Freezing Your Eggs and The Options for Fatherhood

There are many reasons a trans guy might consider undergoing the surgery for freezing his eggs. The biggest we’ve found is that in the future they may want to have children that are biologically theirs

There are many reasons a trans guy might consider undergoing the surgery for freezing his eggs. The biggest we’ve found is that in the future they may want to have children that are biologically theirs. That reason is stressed by the uncertainty of what hormone replacement, whether for a short period or long period, may have on our eggs and the ability to reproduce at a later date.
Given the medical rumors of children being born using two egg cells, or the couples who happen to have both sperm and eggs cells together, this act of preserving their future options, while carrying out there current transitional goals is important.
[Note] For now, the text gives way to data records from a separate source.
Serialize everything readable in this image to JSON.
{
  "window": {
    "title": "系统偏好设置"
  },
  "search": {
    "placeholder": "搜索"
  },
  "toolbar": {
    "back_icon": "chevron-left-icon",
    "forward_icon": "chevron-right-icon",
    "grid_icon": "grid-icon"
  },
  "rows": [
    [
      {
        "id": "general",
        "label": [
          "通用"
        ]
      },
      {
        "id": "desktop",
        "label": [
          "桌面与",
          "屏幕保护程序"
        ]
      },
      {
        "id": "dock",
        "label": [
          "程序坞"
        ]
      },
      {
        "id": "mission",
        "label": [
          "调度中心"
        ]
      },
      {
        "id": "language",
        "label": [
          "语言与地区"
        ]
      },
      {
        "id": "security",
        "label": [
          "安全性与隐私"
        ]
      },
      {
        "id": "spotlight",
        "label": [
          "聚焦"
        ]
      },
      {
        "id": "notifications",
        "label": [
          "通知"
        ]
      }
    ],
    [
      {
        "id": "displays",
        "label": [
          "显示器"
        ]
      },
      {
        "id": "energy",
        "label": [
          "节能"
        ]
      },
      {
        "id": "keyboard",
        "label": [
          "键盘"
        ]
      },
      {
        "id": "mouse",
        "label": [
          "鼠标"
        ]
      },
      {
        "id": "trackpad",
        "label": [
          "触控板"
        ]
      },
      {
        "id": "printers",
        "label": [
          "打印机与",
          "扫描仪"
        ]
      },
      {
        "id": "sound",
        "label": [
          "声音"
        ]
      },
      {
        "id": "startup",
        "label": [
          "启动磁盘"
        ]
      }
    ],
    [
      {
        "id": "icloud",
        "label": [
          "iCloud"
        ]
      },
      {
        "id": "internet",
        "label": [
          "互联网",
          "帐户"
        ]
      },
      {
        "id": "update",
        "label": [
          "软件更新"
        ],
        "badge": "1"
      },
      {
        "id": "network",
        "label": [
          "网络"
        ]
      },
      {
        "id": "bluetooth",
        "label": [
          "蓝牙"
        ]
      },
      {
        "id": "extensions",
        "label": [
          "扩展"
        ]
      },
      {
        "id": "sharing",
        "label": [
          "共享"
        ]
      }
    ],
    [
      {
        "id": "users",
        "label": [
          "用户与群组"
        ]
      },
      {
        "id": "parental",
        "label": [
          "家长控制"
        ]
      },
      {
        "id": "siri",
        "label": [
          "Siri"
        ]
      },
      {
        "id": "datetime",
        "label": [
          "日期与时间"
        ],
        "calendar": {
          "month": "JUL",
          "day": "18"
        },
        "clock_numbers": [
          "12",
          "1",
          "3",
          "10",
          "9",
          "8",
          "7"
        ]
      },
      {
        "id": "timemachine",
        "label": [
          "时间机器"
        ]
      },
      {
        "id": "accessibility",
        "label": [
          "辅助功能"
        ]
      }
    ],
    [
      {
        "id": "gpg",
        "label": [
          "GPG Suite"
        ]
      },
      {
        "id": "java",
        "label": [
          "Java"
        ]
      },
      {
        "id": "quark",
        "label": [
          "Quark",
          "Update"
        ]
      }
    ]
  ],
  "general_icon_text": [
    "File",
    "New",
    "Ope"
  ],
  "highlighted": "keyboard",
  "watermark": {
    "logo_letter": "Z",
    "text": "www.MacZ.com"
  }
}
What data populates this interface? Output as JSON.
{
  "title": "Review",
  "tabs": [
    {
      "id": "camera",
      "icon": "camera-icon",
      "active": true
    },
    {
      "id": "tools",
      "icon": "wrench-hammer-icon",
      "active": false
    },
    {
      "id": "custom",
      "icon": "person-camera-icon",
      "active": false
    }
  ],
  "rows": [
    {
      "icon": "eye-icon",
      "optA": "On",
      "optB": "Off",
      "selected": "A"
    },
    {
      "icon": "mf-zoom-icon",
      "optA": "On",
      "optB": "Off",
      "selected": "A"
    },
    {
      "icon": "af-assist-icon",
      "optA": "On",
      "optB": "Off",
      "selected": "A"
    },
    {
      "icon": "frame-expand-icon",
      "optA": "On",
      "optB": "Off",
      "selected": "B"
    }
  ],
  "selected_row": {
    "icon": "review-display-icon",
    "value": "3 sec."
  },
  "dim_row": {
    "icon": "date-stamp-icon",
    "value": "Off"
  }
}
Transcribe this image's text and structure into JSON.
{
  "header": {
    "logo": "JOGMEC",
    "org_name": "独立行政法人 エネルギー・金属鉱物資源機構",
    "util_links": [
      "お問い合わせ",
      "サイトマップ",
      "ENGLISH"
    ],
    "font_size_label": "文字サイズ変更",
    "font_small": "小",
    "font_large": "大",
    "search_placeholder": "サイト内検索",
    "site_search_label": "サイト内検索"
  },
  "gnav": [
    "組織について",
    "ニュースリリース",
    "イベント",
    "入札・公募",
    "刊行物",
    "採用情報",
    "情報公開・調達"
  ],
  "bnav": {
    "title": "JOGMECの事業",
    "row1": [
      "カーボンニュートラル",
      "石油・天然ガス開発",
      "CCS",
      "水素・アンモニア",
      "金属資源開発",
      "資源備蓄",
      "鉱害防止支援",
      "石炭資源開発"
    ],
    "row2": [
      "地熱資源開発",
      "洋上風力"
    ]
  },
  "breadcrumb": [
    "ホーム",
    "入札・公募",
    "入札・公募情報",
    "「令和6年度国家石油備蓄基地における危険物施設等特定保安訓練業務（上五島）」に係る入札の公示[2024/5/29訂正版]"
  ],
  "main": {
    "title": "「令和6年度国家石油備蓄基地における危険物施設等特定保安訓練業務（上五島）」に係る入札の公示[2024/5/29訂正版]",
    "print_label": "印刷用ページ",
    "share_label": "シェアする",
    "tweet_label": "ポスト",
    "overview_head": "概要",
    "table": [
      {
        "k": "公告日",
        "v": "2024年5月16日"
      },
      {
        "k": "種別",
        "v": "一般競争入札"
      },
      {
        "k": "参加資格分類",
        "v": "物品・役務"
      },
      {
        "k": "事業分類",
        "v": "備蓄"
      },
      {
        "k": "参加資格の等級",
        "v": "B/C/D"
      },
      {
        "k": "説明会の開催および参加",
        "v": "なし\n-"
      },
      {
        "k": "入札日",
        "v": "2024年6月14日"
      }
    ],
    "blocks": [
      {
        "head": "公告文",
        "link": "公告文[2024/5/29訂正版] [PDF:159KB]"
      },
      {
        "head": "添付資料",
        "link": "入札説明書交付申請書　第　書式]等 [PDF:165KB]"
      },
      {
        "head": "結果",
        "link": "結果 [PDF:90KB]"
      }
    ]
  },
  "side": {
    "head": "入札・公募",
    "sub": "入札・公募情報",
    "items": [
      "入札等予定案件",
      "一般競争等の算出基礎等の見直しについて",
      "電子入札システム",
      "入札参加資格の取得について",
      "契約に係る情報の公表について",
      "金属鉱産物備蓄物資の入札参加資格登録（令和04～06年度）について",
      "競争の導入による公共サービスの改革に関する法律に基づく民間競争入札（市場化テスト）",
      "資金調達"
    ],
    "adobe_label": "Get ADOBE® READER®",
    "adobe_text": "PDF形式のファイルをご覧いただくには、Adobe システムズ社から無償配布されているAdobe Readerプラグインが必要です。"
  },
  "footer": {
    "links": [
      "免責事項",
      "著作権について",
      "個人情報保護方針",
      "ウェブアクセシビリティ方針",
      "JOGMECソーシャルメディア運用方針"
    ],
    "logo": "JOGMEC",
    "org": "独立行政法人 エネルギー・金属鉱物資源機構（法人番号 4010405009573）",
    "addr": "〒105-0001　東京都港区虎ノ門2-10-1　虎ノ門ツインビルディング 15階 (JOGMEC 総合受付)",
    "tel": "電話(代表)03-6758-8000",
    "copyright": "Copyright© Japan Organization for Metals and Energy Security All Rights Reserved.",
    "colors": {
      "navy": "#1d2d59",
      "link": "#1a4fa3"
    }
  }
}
As our research has progressed, most sites suggest starting this process before starting hormone therapy. It is uncertain at this time and from the clinics we’ve researched as to whether or not years of testosterone will harm your egg cells. There are many cases where trans men have stopped testosterone treatment and worked with a family planning specialist to induce pregnancy. Much like a lot of our medical history, there is not ‘for certain’ or ‘definite’ answers unfortunately.
So how does it work? There is a difference between freezing egg cells and freezing embryos. Some people, due to religious beliefs, opt for the freezing of their eggs. Another reason that eggs might be frozen unfertilized is because the sperm donor, however that ingredient fits in, isn’t present yet or decided upon.
Egg cells are the largest in the body and they’re made of mostly water.  This can cause the water to freeze and over time the cell is ruined. These days the clinics dehydrate the egg cell and then add a sort of ‘anti-freeze’ to the freezing process that protects the cell.
Egg cells are then frozen at -196 degrees Celsius, says USC Fertility and “based on scientific evidence, as well as our experience achieving pregnancies with frozen embryos we are confident that long-term storage of frozen eggs does not result in any decrease in quality”. They also reported that one embryo was frozen for almost 10 years.
How much does it cost? We’ve taken a look at a few different clinics and the average cost of the egg freezing cycle is around $10,000. At most places the eggs are stored for the first year at no cost, but after that anywhere from $300-$500 per year for storage fees. When it comes time to thaw them and use them, fertilization and embryo transfer procedures cost around $5,000.
Most clinics we’ve researched offer payment plans, though it isn’t clear at this point whether they work with insurances.